  • Ameritas
  • Guardian/Berkshire
  • MassMutual
  • MetLife
  • Mutual of Omaha
  • Northwestern Mutual

Read More: Learn About Disability Insurance Elimination Periods

Frequently Asked Questions About Disability Insurance

Are workers’ compensation and disability insurance the same thing?

The biggest difference between workers’ compensation and disability insurance is that workers’ comp covers injuries and illness related to the job, while disability insurance covers conditions that happen outside the workplace.

Is disability insurance tax deductible?

Premiums from private disability insurance cannot be deducted from your tax liability. If your disability insurance is sponsored by your employer using pre-tax money, the benefits you receive are taxable. Private disability insurance is funded from after-tax money, so the benefit is tax-free.

Please seek the advice of a qualified professional before making financial decisions.
Last Modified: June 29, 2023

13 Cited Research Articles

Annuity.org writers adhere to strict sourcing guidelines and use only credible sources of information, including authoritative financial publications, academic organizations, peer-reviewed journals, highly regarded nonprofit organizations, government reports, court records and interviews with qualified experts. You can read more about our commitment to accuracy, fairness and transparency in our editorial guidelines.
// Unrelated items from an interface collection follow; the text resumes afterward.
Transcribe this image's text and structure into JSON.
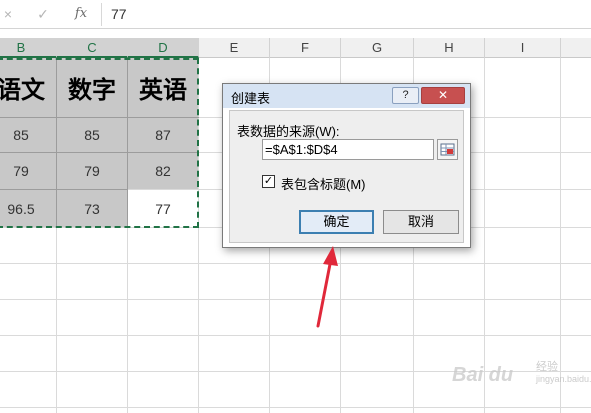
{
  "formula_bar": {
    "cancel_icon": "×",
    "enter_icon": "✓",
    "fx_label": "fx",
    "value": "77"
  },
  "columns": [
    "B",
    "C",
    "D",
    "E",
    "F",
    "G",
    "H",
    "I"
  ],
  "selected_columns": [
    "B",
    "C",
    "D"
  ],
  "table": {
    "headers": [
      "语文",
      "数字",
      "英语"
    ],
    "rows": [
      [
        "85",
        "85",
        "87"
      ],
      [
        "79",
        "79",
        "82"
      ],
      [
        "96.5",
        "73",
        "77"
      ]
    ]
  },
  "dialog": {
    "title": "创建表",
    "help_label": "?",
    "close_label": "✕",
    "source_label": "表数据的来源(W):",
    "source_value": "=$A$1:$D$4",
    "checkbox_checked": true,
    "checkbox_mark": "✓",
    "checkbox_label": "表包含标题(M)",
    "ok_label": "确定",
    "cancel_label": "取消"
  },
  "colors": {
    "accent": "#217346",
    "selection_fill": "#c8c8c8",
    "arrow": "#e0283a",
    "dialog_title_bar": "#d6e3f3"
  }
}
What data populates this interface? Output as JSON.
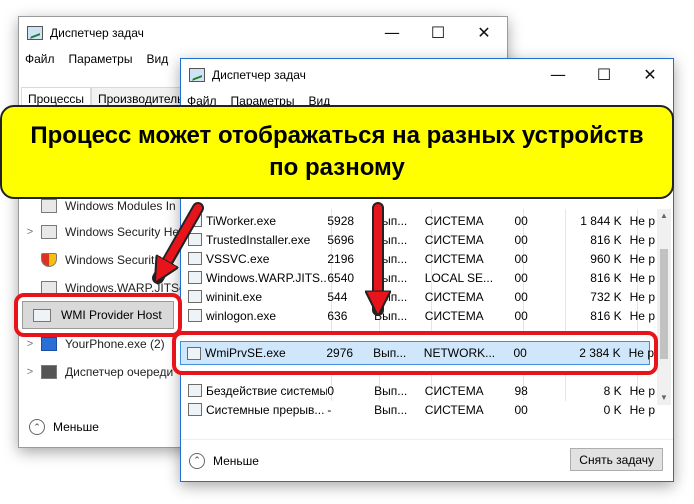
{
  "back_window": {
    "title": "Диспетчер задач",
    "controls": [
      "—",
      "☐",
      "✕"
    ],
    "menu": [
      "Файл",
      "Параметры",
      "Вид"
    ],
    "tabs": [
      "Процессы",
      "Производитель"
    ],
    "processes": [
      {
        "chev": "",
        "name": "Windows Modules In",
        "icon": "window-icon"
      },
      {
        "chev": ">",
        "name": "Windows Security He",
        "icon": "window-icon"
      },
      {
        "chev": "",
        "name": "Windows Securit",
        "icon": "shield-icon"
      },
      {
        "chev": "",
        "name": "Windows.WARP.JITSe",
        "icon": "window-icon"
      },
      {
        "chev": ">",
        "name": "YourPhone.exe (2)",
        "icon": "phone-icon"
      },
      {
        "chev": ">",
        "name": "Диспетчер очереди",
        "icon": "printer-icon"
      }
    ],
    "highlighted_process": "WMI Provider Host",
    "footer_label": "Меньше"
  },
  "front_window": {
    "title": "Диспетчер задач",
    "controls": [
      "—",
      "☐",
      "✕"
    ],
    "menu": [
      "Файл",
      "Параметры",
      "Вид"
    ],
    "rows": [
      [
        "TiWorker.exe",
        "5928",
        "Вып...",
        "СИСТЕМА",
        "00",
        "1 844 K",
        "Не р"
      ],
      [
        "TrustedInstaller.exe",
        "5696",
        "Вып...",
        "СИСТЕМА",
        "00",
        "816 K",
        "Не р"
      ],
      [
        "VSSVC.exe",
        "2196",
        "Вып...",
        "СИСТЕМА",
        "00",
        "960 K",
        "Не р"
      ],
      [
        "Windows.WARP.JITS...",
        "6540",
        "Вып...",
        "LOCAL SE...",
        "00",
        "816 K",
        "Не р"
      ],
      [
        "wininit.exe",
        "544",
        "Вып...",
        "СИСТЕМА",
        "00",
        "732 K",
        "Не р"
      ],
      [
        "winlogon.exe",
        "636",
        "Вып...",
        "СИСТЕМА",
        "00",
        "816 K",
        "Не р"
      ]
    ],
    "highlighted_row": [
      "WmiPrvSE.exe",
      "2976",
      "Вып...",
      "NETWORK...",
      "00",
      "2 384 K",
      "Не р"
    ],
    "bottom_rows": [
      [
        "Бездействие системы",
        "0",
        "Вып...",
        "СИСТЕМА",
        "98",
        "8 K",
        "Не р"
      ],
      [
        "Системные прерыв...",
        "-",
        "Вып...",
        "СИСТЕМА",
        "00",
        "0 K",
        "Не р"
      ]
    ],
    "footer_label": "Меньше",
    "end_task_label": "Снять задачу"
  },
  "banner": {
    "line1": "Процесс может отображаться на разных устройств",
    "line2": "по разному",
    "color": "#ffff00"
  },
  "annotation_color": "#e8141b"
}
  1. Masterson, L. (2023, January 18). Disability Insurance: Learn Why You Need It. Retrieved from https://www.insurance.com/health-insurance/disability-insurance.aspx
  2. USA.gov. (2023, January 12). Benefits and Insurance for People with Disabilities. Retrieved from https://www.usa.gov/disability-benefits-insurance
  3. Social Security Administration. (2022, December). Fact Sheet. Retrieved from https://www.ssa.gov/news/press/factsheets/basicfact-alt.pdf
  4. Insureon. (2022, November 7). What Is the Difference Between Workers’ Compensation vs. Disability Insurance? Retrieved from https://www.insureon.com/blog/workers-comp-vs-disability-insurance
  5. Blakely-Gray, R. (2022, September 7). Short-Term Disability vs. Long-Term Disability. Retrieved from https://www.patriotsoftware.com/blog/payroll/difference-short-term-long-term-disability-insurance-coverage-qualify/
  6. Fraraccio, M. (2022, August 25). Short-Term vs. Long-Term Disability: What’s the Difference? Retrieved from https://www.uschamber.com/co/run/finance/short-term-vs-long-term-disability
  7. Byman, J. (2021, December 21). Is Disability Insurance Tax Deductible? Retrieved from https://www.northwesternmutual.com/life-and-money/are-disability-insurance-premiums-tax-deductible
  8. LifeHappens.org. (2020, June 1). 2020 Insurance Barometer Study Reveals a Significant Decline in Life Insurance Ownership Over the Past Decade. Retrieved from https://lifehappens.org/press/2020-insurance-barometer-study-reveals-a-significant-decline-in-life-insurance-ownership-over-the-past-decade/
  9. Farm Bureau Financial Services. (2020, March 3). Four Types of People Who Need Disability Insurance. Retrieved from https://www.fbfs.com/learning-center/4-types-of-people-who-need-disability-insurance
  10. Administration for Community Living. (2020, February 18). What Is Covered by Health & Disability Insurance? Retrieved from https://acl.gov/ltc/costs-and-who-pays/what-is-covered
  11. Special Needs Alliance. (2012, March). Private Disability Insurance. Retrieved from https://www.specialneedsalliance.org/the-voice/private-disability-insurance-2/
  12. Freelancers’ Union. (n.d.). What Is Disability Insurance? Retrieved from https://www.freelancersunion.org/insurance/disability/
  13. LifeHappens.org. (n.d.). Why Is Disability Insurance Important? Retrieved from https://lifehappens.org/disability-insurance-101/why-is-disability-insurance-important/